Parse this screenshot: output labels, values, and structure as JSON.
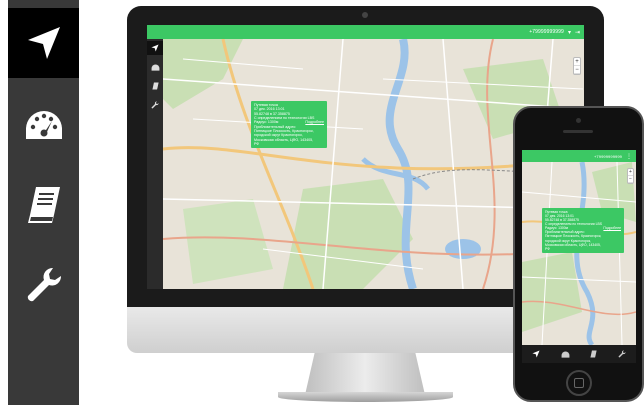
{
  "sidebar": {
    "items": [
      {
        "icon": "navigation-arrow-icon",
        "active": true
      },
      {
        "icon": "speedometer-icon",
        "active": false
      },
      {
        "icon": "book-icon",
        "active": false
      },
      {
        "icon": "wrench-icon",
        "active": false
      }
    ]
  },
  "app": {
    "phone_number": "+79999999999",
    "caret": "▾",
    "exit": "⇥",
    "zoom_in": "+",
    "zoom_out": "−",
    "popup": {
      "title": "Путевая точка",
      "date": "07 дек. 2016 13:01",
      "coords": "55.82748 в 37.358875",
      "status": "С определением по технологии LBS",
      "radius": "Радиус: 1300м",
      "radius_link": "Подробнее",
      "address_label": "Приблизительный адрес:",
      "address_1": "Пятницкое Плоскость, Красногорск,",
      "address_2": "городской округ Красногорск,",
      "address_3": "Московская область, ЦФО, 143405,",
      "address_4": "РФ"
    }
  },
  "colors": {
    "accent_green": "#3cc864",
    "sidebar_bg": "#393939",
    "sidebar_active": "#000000"
  }
}
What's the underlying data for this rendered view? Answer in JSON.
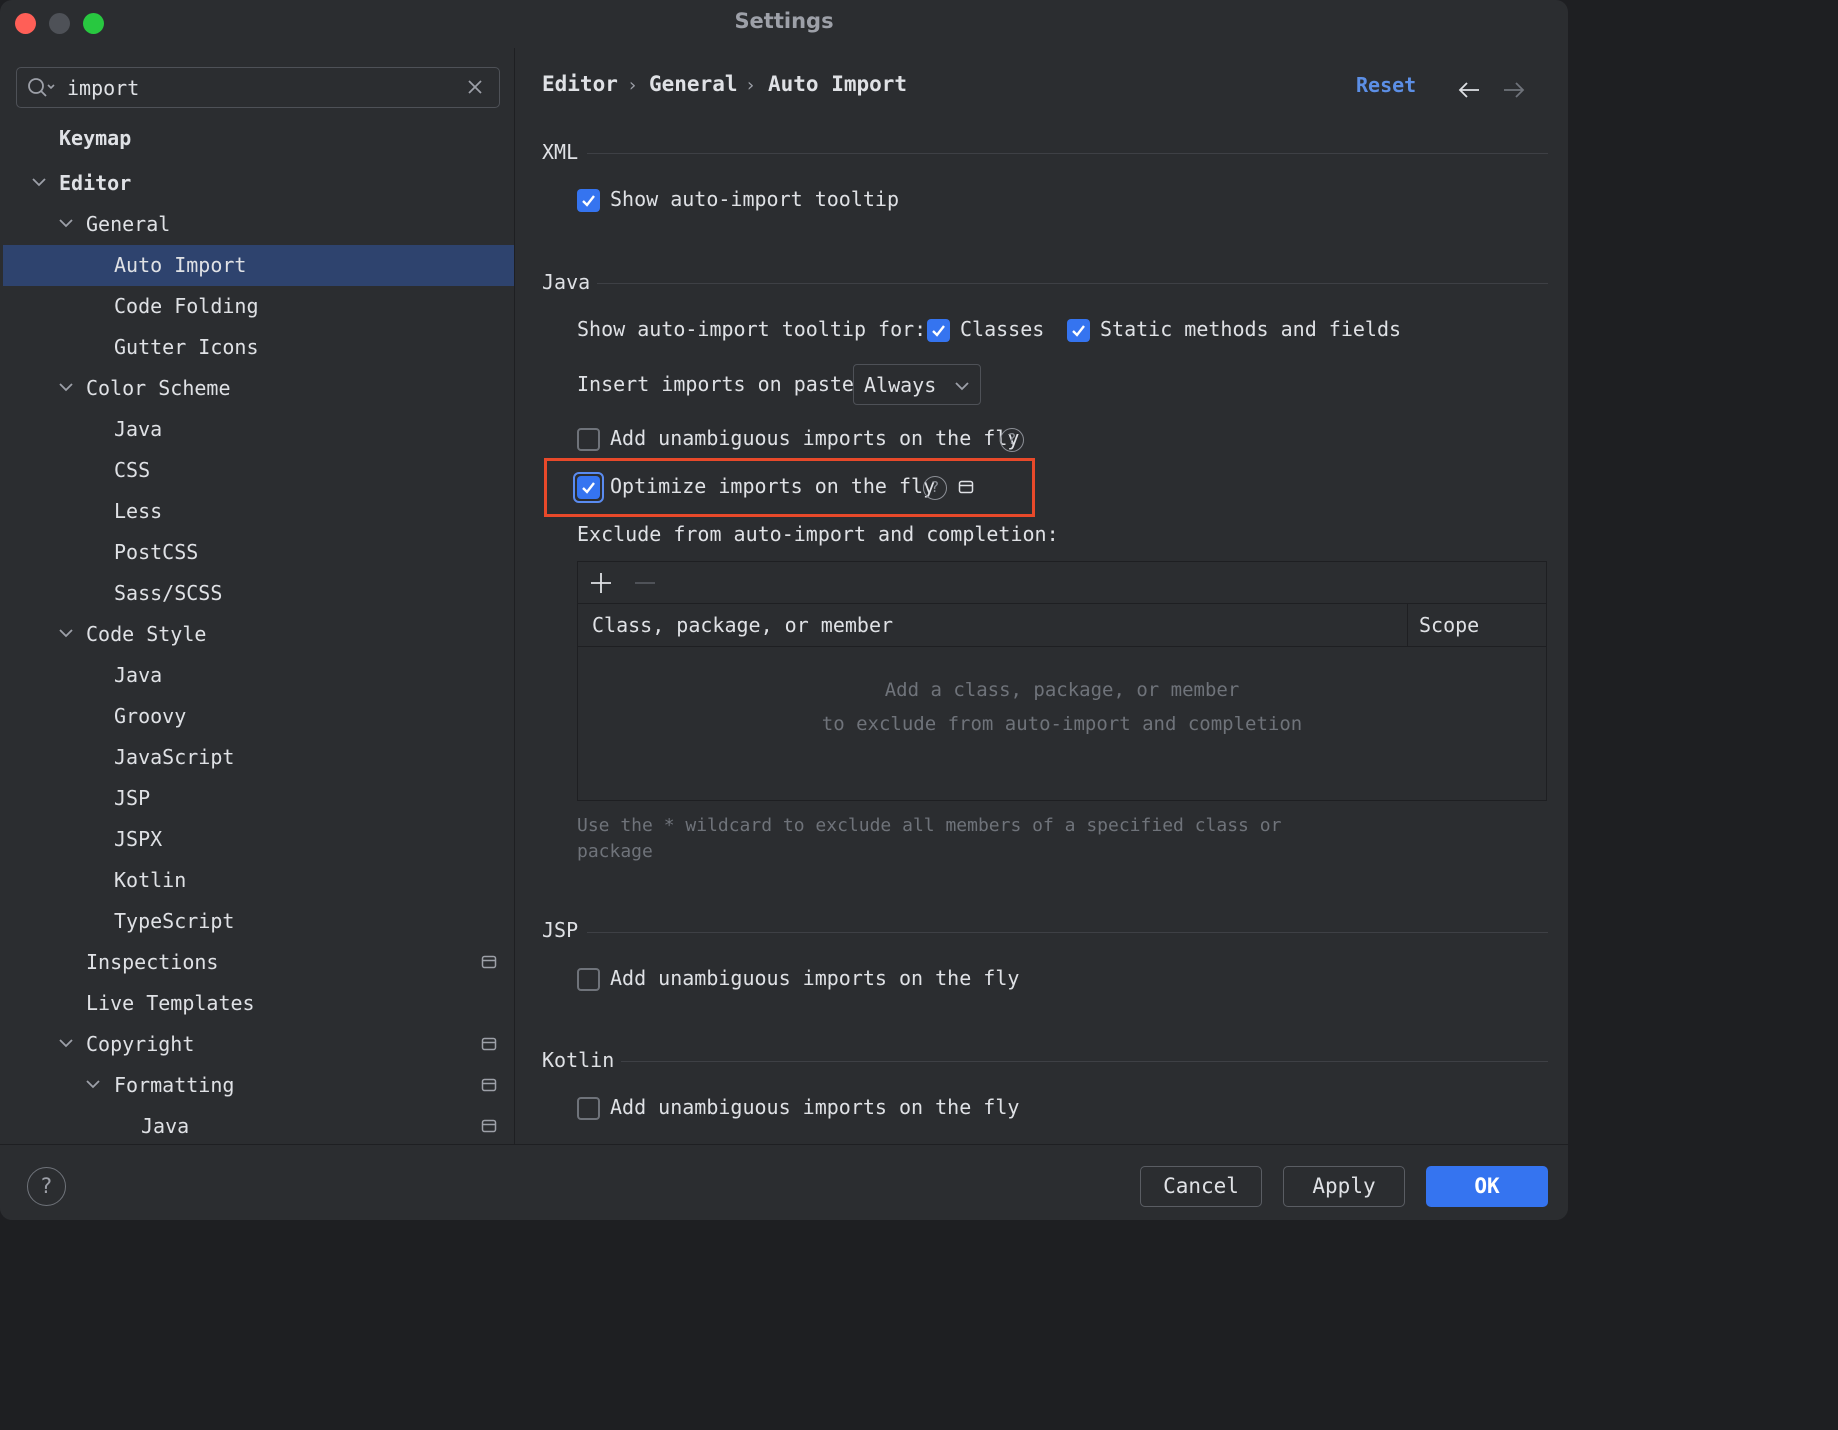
{
  "window": {
    "title": "Settings"
  },
  "search": {
    "value": "import"
  },
  "tree": [
    {
      "label": "Keymap"
    },
    {
      "label": "Editor"
    },
    {
      "label": "General"
    },
    {
      "label": "Auto Import"
    },
    {
      "label": "Code Folding"
    },
    {
      "label": "Gutter Icons"
    },
    {
      "label": "Color Scheme"
    },
    {
      "label": "Java"
    },
    {
      "label": "CSS"
    },
    {
      "label": "Less"
    },
    {
      "label": "PostCSS"
    },
    {
      "label": "Sass/SCSS"
    },
    {
      "label": "Code Style"
    },
    {
      "label": "Java"
    },
    {
      "label": "Groovy"
    },
    {
      "label": "JavaScript"
    },
    {
      "label": "JSP"
    },
    {
      "label": "JSPX"
    },
    {
      "label": "Kotlin"
    },
    {
      "label": "TypeScript"
    },
    {
      "label": "Inspections"
    },
    {
      "label": "Live Templates"
    },
    {
      "label": "Copyright"
    },
    {
      "label": "Formatting"
    },
    {
      "label": "Java"
    }
  ],
  "breadcrumb": [
    "Editor",
    "General",
    "Auto Import"
  ],
  "breadcrumb_separator": "›",
  "header": {
    "reset_label": "Reset"
  },
  "xml": {
    "title": "XML",
    "show_tooltip": {
      "label": "Show auto-import tooltip",
      "checked": true
    }
  },
  "java": {
    "title": "Java",
    "tooltip_for_label": "Show auto-import tooltip for:",
    "classes": {
      "label": "Classes",
      "checked": true
    },
    "static_members": {
      "label": "Static methods and fields",
      "checked": true
    },
    "paste_label": "Insert imports on paste:",
    "paste_value": "Always",
    "unambiguous": {
      "label": "Add unambiguous imports on the fly",
      "checked": false
    },
    "optimize": {
      "label": "Optimize imports on the fly",
      "checked": true
    },
    "exclude_label": "Exclude from auto-import and completion:",
    "table": {
      "columns": [
        "Class, package, or member",
        "Scope"
      ],
      "empty_lines": [
        "Add a class, package, or member",
        "to exclude from auto-import and completion"
      ]
    },
    "hint_lines": [
      "Use the * wildcard to exclude all members of a specified class or",
      "package"
    ]
  },
  "jsp": {
    "title": "JSP",
    "unambiguous": {
      "label": "Add unambiguous imports on the fly",
      "checked": false
    }
  },
  "kotlin": {
    "title": "Kotlin",
    "unambiguous": {
      "label": "Add unambiguous imports on the fly",
      "checked": false
    }
  },
  "footer": {
    "help": "?",
    "cancel": "Cancel",
    "apply": "Apply",
    "ok": "OK"
  },
  "colors": {
    "accent": "#3574f0",
    "selection": "#2e436e",
    "highlight_border": "#e8492a",
    "link": "#5c8fe6"
  }
}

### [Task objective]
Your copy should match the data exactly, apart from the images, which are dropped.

### [Answer box]
Parse this screenshot: output labels, values, and structure as JSON.
{
  "sidebar": {
    "items": [
      {
        "icon": "navigation-arrow-icon",
        "active": true
      },
      {
        "icon": "speedometer-icon",
        "active": false
      },
      {
        "icon": "book-icon",
        "active": false
      },
      {
        "icon": "wrench-icon",
        "active": false
      }
    ]
  },
  "app": {
    "phone_number": "+79999999999",
    "caret": "▾",
    "exit": "⇥",
    "zoom_in": "+",
    "zoom_out": "−",
    "popup": {
      "title": "Путевая точка",
      "date": "07 дек. 2016 13:01",
      "coords": "55.82748 в 37.358875",
      "status": "С определением по технологии LBS",
      "radius": "Радиус: 1300м",
      "radius_link": "Подробнее",
      "address_label": "Приблизительный адрес:",
      "address_1": "Пятницкое Плоскость, Красногорск,",
      "address_2": "городской округ Красногорск,",
      "address_3": "Московская область, ЦФО, 143405,",
      "address_4": "РФ"
    }
  },
  "colors": {
    "accent_green": "#3cc864",
    "sidebar_bg": "#393939",
    "sidebar_active": "#000000"
  }
}
What's the underlying data for this rendered view? Answer in JSON.
{
  "window": {
    "title": "Settings"
  },
  "search": {
    "value": "import"
  },
  "tree": [
    {
      "label": "Keymap"
    },
    {
      "label": "Editor"
    },
    {
      "label": "General"
    },
    {
      "label": "Auto Import"
    },
    {
      "label": "Code Folding"
    },
    {
      "label": "Gutter Icons"
    },
    {
      "label": "Color Scheme"
    },
    {
      "label": "Java"
    },
    {
      "label": "CSS"
    },
    {
      "label": "Less"
    },
    {
      "label": "PostCSS"
    },
    {
      "label": "Sass/SCSS"
    },
    {
      "label": "Code Style"
    },
    {
      "label": "Java"
    },
    {
      "label": "Groovy"
    },
    {
      "label": "JavaScript"
    },
    {
      "label": "JSP"
    },
    {
      "label": "JSPX"
    },
    {
      "label": "Kotlin"
    },
    {
      "label": "TypeScript"
    },
    {
      "label": "Inspections"
    },
    {
      "label": "Live Templates"
    },
    {
      "label": "Copyright"
    },
    {
      "label": "Formatting"
    },
    {
      "label": "Java"
    }
  ],
  "breadcrumb": [
    "Editor",
    "General",
    "Auto Import"
  ],
  "breadcrumb_separator": "›",
  "header": {
    "reset_label": "Reset"
  },
  "xml": {
    "title": "XML",
    "show_tooltip": {
      "label": "Show auto-import tooltip",
      "checked": true
    }
  },
  "java": {
    "title": "Java",
    "tooltip_for_label": "Show auto-import tooltip for:",
    "classes": {
      "label": "Classes",
      "checked": true
    },
    "static_members": {
      "label": "Static methods and fields",
      "checked": true
    },
    "paste_label": "Insert imports on paste:",
    "paste_value": "Always",
    "unambiguous": {
      "label": "Add unambiguous imports on the fly",
      "checked": false
    },
    "optimize": {
      "label": "Optimize imports on the fly",
      "checked": true
    },
    "exclude_label": "Exclude from auto-import and completion:",
    "table": {
      "columns": [
        "Class, package, or member",
        "Scope"
      ],
      "empty_lines": [
        "Add a class, package, or member",
        "to exclude from auto-import and completion"
      ]
    },
    "hint_lines": [
      "Use the * wildcard to exclude all members of a specified class or",
      "package"
    ]
  },
  "jsp": {
    "title": "JSP",
    "unambiguous": {
      "label": "Add unambiguous imports on the fly",
      "checked": false
    }
  },
  "kotlin": {
    "title": "Kotlin",
    "unambiguous": {
      "label": "Add unambiguous imports on the fly",
      "checked": false
    }
  },
  "footer": {
    "help": "?",
    "cancel": "Cancel",
    "apply": "Apply",
    "ok": "OK"
  },
  "colors": {
    "accent": "#3574f0",
    "selection": "#2e436e",
    "highlight_border": "#e8492a",
    "link": "#5c8fe6"
  }
}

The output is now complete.